For years I’ve carried a Filson Passage Dispatch Bag that is now unfortunately discontinued from production. It’s still going strong and looks great, but I know that one day it might need to be replaced. I’ve told many people in the past that I just didn’t think I’d ever be able to find one to equal it for design, utility, and appearance. However having now had the opportunity to put the Filson Camera Field Bag through its paces both I the field as well as in my daily rounds, I think I’ve not just found a bag to equal my old Passage Dispatch, I think I’ve found one that actually bests it.
Product: Filson Camera Field Bag
Model Number: 70147
Dimensions: 15″ W x 11″ H x 4-1/2″ D
Material: 15-oz. oil finish Tin Cloth and 22-oz. Rugged Twill

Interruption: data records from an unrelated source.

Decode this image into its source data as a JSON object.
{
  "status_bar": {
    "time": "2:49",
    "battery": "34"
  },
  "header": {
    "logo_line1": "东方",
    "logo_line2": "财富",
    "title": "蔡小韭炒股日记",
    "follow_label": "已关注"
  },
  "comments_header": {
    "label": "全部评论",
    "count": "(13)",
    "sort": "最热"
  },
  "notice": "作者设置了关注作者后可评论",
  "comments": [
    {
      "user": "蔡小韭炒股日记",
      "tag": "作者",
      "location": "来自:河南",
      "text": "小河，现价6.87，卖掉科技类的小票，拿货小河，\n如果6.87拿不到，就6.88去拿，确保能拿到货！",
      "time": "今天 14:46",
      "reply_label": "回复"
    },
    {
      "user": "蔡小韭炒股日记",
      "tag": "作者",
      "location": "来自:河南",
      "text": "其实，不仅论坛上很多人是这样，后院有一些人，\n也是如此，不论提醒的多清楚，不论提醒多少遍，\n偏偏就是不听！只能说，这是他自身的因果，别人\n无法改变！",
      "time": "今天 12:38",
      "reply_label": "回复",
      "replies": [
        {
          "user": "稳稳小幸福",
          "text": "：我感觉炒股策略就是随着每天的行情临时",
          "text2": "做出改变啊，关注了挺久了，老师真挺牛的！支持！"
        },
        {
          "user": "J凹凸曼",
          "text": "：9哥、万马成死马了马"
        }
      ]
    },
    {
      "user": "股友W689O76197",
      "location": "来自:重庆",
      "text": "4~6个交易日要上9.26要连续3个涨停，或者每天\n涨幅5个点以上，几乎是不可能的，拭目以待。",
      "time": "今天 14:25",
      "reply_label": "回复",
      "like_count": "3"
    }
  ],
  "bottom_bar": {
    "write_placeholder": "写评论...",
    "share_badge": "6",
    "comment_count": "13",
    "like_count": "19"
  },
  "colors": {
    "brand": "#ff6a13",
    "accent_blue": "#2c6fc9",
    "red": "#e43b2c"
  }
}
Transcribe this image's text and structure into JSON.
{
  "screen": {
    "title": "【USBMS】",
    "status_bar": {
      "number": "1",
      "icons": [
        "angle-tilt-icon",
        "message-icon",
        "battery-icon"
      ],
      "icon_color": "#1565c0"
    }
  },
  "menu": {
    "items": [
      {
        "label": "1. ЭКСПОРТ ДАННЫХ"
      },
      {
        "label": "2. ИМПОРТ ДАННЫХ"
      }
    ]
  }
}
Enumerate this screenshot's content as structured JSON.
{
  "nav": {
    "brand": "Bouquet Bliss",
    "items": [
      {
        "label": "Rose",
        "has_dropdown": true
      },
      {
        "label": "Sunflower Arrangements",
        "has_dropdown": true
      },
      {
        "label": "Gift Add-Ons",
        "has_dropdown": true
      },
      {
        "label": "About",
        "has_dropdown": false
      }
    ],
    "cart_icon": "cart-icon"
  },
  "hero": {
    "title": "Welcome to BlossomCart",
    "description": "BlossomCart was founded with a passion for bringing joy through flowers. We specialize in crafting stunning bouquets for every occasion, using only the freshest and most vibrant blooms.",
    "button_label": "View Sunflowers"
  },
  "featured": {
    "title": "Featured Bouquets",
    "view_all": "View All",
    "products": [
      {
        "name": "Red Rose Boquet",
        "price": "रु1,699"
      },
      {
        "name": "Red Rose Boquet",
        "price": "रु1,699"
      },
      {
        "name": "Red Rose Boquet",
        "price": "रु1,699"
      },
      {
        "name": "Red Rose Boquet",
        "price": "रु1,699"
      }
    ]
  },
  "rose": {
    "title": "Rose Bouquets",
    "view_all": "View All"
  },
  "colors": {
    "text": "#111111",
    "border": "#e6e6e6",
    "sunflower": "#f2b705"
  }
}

Shortly after the publication of this review, a reader noted that the price was far too high and that a much less expensive bag could be bought in a surplus store. While it is indeed true that there are a multitude of shoulder bags, some of which are also camera bags, that can be purchased for much less money, none of them would be the same bag as the Filson Camera Field Bag. In fact, I have had the opportunity to review a number of other bags over the past few years that have had an even higher price at retail than the Filson but about which – either due to their lack of sufficient utility or due to their being of a level of quality that I did not think justified their price – I chose not to write.
What’s more, unlike those previously mentioned bags, the Filson Camera Field Bag is made in Seattle, Washington. Quite frankly, as a U.S. citizen, I rather like the idea of the things I buy being made in the U.S. – and as a life-long resident of the Pacific Northwest, I’m particularly pleased when they’re made by a company that’s been doing business for over a hundred years just up the highway from where I live. And if that wasn’t enough, this Filson bag, like all Filson products, is guaranteed for life:
We guarantee every item purchased from Filson. No more, no less. We believe in our products and stand by the quality of workmanship, craftsmanship, and materials in each one. We guarantee the lifetime of each item against failure or damage in its intended usage.
Very few companies will make such a guarantee anymore; which is why the ones who do – and who have a well-proven record of standing behind such a guarantee – are worthy of respect.
So yes, the Filson Camera Field Bag has a $320.00 price tag, but for a U.S. made bag that does everything you want it to while looking good doing it and that comes with a lifetime guarantee, I’d say the price is well worth it. I wouldn’t have even bothered to review it if I didn’t.